▸ Records supplied:

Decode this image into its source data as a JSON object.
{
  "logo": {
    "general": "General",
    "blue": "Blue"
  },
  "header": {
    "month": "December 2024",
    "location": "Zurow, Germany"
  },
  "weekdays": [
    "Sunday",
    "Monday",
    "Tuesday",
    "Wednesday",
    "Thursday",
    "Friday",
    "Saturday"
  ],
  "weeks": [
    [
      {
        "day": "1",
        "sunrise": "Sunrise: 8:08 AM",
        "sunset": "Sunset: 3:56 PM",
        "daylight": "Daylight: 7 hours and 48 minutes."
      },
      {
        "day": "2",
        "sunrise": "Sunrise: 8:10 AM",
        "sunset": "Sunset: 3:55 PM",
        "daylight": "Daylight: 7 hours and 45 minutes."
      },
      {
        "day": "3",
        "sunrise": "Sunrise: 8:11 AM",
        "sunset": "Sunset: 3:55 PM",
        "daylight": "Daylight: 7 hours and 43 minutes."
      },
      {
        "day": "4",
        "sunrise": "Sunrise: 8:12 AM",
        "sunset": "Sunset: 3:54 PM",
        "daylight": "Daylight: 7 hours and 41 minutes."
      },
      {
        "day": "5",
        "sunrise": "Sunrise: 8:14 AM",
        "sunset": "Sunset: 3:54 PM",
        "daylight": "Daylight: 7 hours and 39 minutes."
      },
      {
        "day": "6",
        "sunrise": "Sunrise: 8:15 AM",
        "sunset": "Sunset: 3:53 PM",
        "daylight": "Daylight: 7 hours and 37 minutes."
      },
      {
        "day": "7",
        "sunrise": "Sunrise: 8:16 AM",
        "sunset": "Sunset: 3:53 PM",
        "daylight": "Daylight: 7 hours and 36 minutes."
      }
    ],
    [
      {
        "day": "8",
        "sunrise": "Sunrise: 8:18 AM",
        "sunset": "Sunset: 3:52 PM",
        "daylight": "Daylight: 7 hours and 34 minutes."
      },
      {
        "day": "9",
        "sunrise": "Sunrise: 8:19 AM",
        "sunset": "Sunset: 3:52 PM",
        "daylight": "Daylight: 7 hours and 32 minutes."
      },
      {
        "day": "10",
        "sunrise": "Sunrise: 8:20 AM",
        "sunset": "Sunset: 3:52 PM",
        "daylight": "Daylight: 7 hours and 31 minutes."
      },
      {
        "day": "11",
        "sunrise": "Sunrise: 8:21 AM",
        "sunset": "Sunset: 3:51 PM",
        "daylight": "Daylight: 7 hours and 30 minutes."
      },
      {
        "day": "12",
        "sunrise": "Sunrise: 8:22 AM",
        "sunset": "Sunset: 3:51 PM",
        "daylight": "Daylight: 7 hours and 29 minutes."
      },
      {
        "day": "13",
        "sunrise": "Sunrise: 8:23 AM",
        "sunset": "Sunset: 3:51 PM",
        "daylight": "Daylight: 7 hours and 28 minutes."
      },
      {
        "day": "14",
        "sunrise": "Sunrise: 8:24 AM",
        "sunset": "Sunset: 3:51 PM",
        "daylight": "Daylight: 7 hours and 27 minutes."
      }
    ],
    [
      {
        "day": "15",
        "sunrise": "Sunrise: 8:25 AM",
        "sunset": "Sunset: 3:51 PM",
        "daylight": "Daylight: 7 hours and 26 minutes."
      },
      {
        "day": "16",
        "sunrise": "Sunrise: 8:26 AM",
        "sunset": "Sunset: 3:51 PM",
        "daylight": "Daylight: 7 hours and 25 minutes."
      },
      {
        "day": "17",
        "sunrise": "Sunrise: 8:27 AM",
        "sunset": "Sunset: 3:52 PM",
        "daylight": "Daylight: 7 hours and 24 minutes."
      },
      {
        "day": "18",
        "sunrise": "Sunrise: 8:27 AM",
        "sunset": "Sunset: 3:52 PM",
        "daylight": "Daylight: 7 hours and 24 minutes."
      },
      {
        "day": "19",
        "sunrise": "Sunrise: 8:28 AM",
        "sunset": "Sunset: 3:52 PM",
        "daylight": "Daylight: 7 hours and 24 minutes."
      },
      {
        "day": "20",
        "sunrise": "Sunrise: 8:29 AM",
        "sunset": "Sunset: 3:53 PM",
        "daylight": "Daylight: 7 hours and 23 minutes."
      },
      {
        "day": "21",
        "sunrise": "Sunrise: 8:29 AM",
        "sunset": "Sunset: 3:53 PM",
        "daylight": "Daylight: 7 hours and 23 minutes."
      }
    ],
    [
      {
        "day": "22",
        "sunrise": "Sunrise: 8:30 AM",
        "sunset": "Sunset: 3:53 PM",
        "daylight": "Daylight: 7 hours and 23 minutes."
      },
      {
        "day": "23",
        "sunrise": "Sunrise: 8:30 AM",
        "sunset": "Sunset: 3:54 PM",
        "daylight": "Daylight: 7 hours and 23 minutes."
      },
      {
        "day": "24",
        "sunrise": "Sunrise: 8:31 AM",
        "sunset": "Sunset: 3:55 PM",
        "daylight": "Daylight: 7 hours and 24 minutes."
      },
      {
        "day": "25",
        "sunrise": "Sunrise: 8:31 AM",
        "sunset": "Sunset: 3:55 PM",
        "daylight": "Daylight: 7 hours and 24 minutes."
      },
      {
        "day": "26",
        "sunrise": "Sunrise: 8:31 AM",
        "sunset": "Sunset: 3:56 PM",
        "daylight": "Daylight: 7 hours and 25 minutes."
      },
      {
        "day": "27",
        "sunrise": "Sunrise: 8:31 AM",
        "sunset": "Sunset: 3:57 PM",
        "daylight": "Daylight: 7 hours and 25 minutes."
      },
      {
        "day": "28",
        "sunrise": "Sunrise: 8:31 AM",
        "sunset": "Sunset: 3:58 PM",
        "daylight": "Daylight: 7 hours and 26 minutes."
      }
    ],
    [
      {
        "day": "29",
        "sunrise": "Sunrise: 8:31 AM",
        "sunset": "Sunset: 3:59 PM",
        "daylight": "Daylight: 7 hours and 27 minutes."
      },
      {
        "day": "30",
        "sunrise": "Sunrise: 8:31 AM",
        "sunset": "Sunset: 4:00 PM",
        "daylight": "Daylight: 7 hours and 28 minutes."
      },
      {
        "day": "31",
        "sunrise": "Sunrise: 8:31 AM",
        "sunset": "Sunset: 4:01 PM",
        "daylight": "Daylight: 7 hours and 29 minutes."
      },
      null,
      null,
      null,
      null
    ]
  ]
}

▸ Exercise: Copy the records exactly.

▸ Reply to the task:
Decode this image into its source data as a JSON object.
{
  "logo": {
    "general": "General",
    "blue": "Blue"
  },
  "header": {
    "month": "December 2024",
    "location": "Zurow, Germany"
  },
  "weekdays": [
    "Sunday",
    "Monday",
    "Tuesday",
    "Wednesday",
    "Thursday",
    "Friday",
    "Saturday"
  ],
  "weeks": [
    [
      {
        "day": "1",
        "sunrise": "Sunrise: 8:08 AM",
        "sunset": "Sunset: 3:56 PM",
        "daylight": "Daylight: 7 hours and 48 minutes."
      },
      {
        "day": "2",
        "sunrise": "Sunrise: 8:10 AM",
        "sunset": "Sunset: 3:55 PM",
        "daylight": "Daylight: 7 hours and 45 minutes."
      },
      {
        "day": "3",
        "sunrise": "Sunrise: 8:11 AM",
        "sunset": "Sunset: 3:55 PM",
        "daylight": "Daylight: 7 hours and 43 minutes."
      },
      {
        "day": "4",
        "sunrise": "Sunrise: 8:12 AM",
        "sunset": "Sunset: 3:54 PM",
        "daylight": "Daylight: 7 hours and 41 minutes."
      },
      {
        "day": "5",
        "sunrise": "Sunrise: 8:14 AM",
        "sunset": "Sunset: 3:54 PM",
        "daylight": "Daylight: 7 hours and 39 minutes."
      },
      {
        "day": "6",
        "sunrise": "Sunrise: 8:15 AM",
        "sunset": "Sunset: 3:53 PM",
        "daylight": "Daylight: 7 hours and 37 minutes."
      },
      {
        "day": "7",
        "sunrise": "Sunrise: 8:16 AM",
        "sunset": "Sunset: 3:53 PM",
        "daylight": "Daylight: 7 hours and 36 minutes."
      }
    ],
    [
      {
        "day": "8",
        "sunrise": "Sunrise: 8:18 AM",
        "sunset": "Sunset: 3:52 PM",
        "daylight": "Daylight: 7 hours and 34 minutes."
      },
      {
        "day": "9",
        "sunrise": "Sunrise: 8:19 AM",
        "sunset": "Sunset: 3:52 PM",
        "daylight": "Daylight: 7 hours and 32 minutes."
      },
      {
        "day": "10",
        "sunrise": "Sunrise: 8:20 AM",
        "sunset": "Sunset: 3:52 PM",
        "daylight": "Daylight: 7 hours and 31 minutes."
      },
      {
        "day": "11",
        "sunrise": "Sunrise: 8:21 AM",
        "sunset": "Sunset: 3:51 PM",
        "daylight": "Daylight: 7 hours and 30 minutes."
      },
      {
        "day": "12",
        "sunrise": "Sunrise: 8:22 AM",
        "sunset": "Sunset: 3:51 PM",
        "daylight": "Daylight: 7 hours and 29 minutes."
      },
      {
        "day": "13",
        "sunrise": "Sunrise: 8:23 AM",
        "sunset": "Sunset: 3:51 PM",
        "daylight": "Daylight: 7 hours and 28 minutes."
      },
      {
        "day": "14",
        "sunrise": "Sunrise: 8:24 AM",
        "sunset": "Sunset: 3:51 PM",
        "daylight": "Daylight: 7 hours and 27 minutes."
      }
    ],
    [
      {
        "day": "15",
        "sunrise": "Sunrise: 8:25 AM",
        "sunset": "Sunset: 3:51 PM",
        "daylight": "Daylight: 7 hours and 26 minutes."
      },
      {
        "day": "16",
        "sunrise": "Sunrise: 8:26 AM",
        "sunset": "Sunset: 3:51 PM",
        "daylight": "Daylight: 7 hours and 25 minutes."
      },
      {
        "day": "17",
        "sunrise": "Sunrise: 8:27 AM",
        "sunset": "Sunset: 3:52 PM",
        "daylight": "Daylight: 7 hours and 24 minutes."
      },
      {
        "day": "18",
        "sunrise": "Sunrise: 8:27 AM",
        "sunset": "Sunset: 3:52 PM",
        "daylight": "Daylight: 7 hours and 24 minutes."
      },
      {
        "day": "19",
        "sunrise": "Sunrise: 8:28 AM",
        "sunset": "Sunset: 3:52 PM",
        "daylight": "Daylight: 7 hours and 24 minutes."
      },
      {
        "day": "20",
        "sunrise": "Sunrise: 8:29 AM",
        "sunset": "Sunset: 3:53 PM",
        "daylight": "Daylight: 7 hours and 23 minutes."
      },
      {
        "day": "21",
        "sunrise": "Sunrise: 8:29 AM",
        "sunset": "Sunset: 3:53 PM",
        "daylight": "Daylight: 7 hours and 23 minutes."
      }
    ],
    [
      {
        "day": "22",
        "sunrise": "Sunrise: 8:30 AM",
        "sunset": "Sunset: 3:53 PM",
        "daylight": "Daylight: 7 hours and 23 minutes."
      },
      {
        "day": "23",
        "sunrise": "Sunrise: 8:30 AM",
        "sunset": "Sunset: 3:54 PM",
        "daylight": "Daylight: 7 hours and 23 minutes."
      },
      {
        "day": "24",
        "sunrise": "Sunrise: 8:31 AM",
        "sunset": "Sunset: 3:55 PM",
        "daylight": "Daylight: 7 hours and 24 minutes."
      },
      {
        "day": "25",
        "sunrise": "Sunrise: 8:31 AM",
        "sunset": "Sunset: 3:55 PM",
        "daylight": "Daylight: 7 hours and 24 minutes."
      },
      {
        "day": "26",
        "sunrise": "Sunrise: 8:31 AM",
        "sunset": "Sunset: 3:56 PM",
        "daylight": "Daylight: 7 hours and 25 minutes."
      },
      {
        "day": "27",
        "sunrise": "Sunrise: 8:31 AM",
        "sunset": "Sunset: 3:57 PM",
        "daylight": "Daylight: 7 hours and 25 minutes."
      },
      {
        "day": "28",
        "sunrise": "Sunrise: 8:31 AM",
        "sunset": "Sunset: 3:58 PM",
        "daylight": "Daylight: 7 hours and 26 minutes."
      }
    ],
    [
      {
        "day": "29",
        "sunrise": "Sunrise: 8:31 AM",
        "sunset": "Sunset: 3:59 PM",
        "daylight": "Daylight: 7 hours and 27 minutes."
      },
      {
        "day": "30",
        "sunrise": "Sunrise: 8:31 AM",
        "sunset": "Sunset: 4:00 PM",
        "daylight": "Daylight: 7 hours and 28 minutes."
      },
      {
        "day": "31",
        "sunrise": "Sunrise: 8:31 AM",
        "sunset": "Sunset: 4:01 PM",
        "daylight": "Daylight: 7 hours and 29 minutes."
      },
      null,
      null,
      null,
      null
    ]
  ]
}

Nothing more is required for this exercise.